RAMALLAH (Reuters) - The Palestinian High Court of Justice on Wednesday rejected an appeal by Mohammed Dahlan, a potential rival to Palestinian President Mahmoud Abbas, against a presidential decree stripping him of parliamentary immunity.
The decision means Dahlan could be brought to trial on graft charges made against him by the Palestinian anti-corruption authority, which was set up by Abbas.
The court's ruling, which cannot be appealed, makes it more likely that Dahlan, who lives in exile in the Gulf, will not return to the Palestinian territories anytime soon, making him less of a political threat to Abbas.
Dahlan, a former senior official in Fatah, the Western-backed party headed by Abbas, fell out of favor in 2011. He is now seen as a strong potential candidate for the presidency if Abbas ever steps down or Palestinian elections are held.
In an effort to bring Dahlan to trial on the corruption charges, Abbas issued a presidential decree in 2012 stripping him of immunity.
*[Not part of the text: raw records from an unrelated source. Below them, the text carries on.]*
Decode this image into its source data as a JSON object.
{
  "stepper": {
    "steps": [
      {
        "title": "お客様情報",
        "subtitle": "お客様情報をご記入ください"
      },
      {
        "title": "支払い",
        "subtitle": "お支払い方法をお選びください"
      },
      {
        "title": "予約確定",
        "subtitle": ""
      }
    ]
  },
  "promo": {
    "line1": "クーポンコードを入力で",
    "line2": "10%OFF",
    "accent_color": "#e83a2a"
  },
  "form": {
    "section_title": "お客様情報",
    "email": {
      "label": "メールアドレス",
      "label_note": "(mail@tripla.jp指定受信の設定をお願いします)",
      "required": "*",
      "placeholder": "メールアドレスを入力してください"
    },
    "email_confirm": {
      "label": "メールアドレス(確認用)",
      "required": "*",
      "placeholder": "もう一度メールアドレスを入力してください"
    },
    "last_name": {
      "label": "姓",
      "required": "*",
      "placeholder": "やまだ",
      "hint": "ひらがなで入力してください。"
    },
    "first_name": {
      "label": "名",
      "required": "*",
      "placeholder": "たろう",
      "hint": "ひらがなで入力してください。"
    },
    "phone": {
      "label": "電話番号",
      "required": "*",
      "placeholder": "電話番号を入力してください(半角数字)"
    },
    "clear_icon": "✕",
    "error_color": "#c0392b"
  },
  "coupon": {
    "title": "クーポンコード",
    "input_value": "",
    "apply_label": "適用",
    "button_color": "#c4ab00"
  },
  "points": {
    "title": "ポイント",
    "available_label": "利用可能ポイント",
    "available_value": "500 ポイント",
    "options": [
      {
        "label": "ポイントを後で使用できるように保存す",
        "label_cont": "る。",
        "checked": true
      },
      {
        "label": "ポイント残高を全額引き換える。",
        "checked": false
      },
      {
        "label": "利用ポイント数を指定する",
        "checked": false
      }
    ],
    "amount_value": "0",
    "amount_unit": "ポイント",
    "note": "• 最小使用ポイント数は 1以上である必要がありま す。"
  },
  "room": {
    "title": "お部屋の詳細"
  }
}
It is that decree the High Court upheld.
A statement issued by the judicial council said the court had rejected Dahlan's appeal because he had failed to petition against the decree within 60 days.
Dahlan argued it was not up to the president to strip him of immunity but the Palestinian parliament, known as the legislative council, which has not convened in full since 2007.
A former security minister from Gaza, Dahlan, 53, has seen his popularity rise within the Fatah movement and he poses a real threat to the leadership of Abbas, who is 79.
Because of internal factional divisions, it remains unclear when the Palestinians will hold their next presidential and parliamentary elections. The last parliamentary vote was in 2006 and Abbas has been in power since Yasser Arafat's death in 2004, even though his term expired in 2009.
Dahlan has described Abbas as a "dictator" and accused him of using his position for personal interests rather than administering to the affairs of Gaza and the West Bank.
(Reporting by Ali Sawafta; Writing by Nidal Almughrabi; Editing by Luke Baker/Mark Heinrich)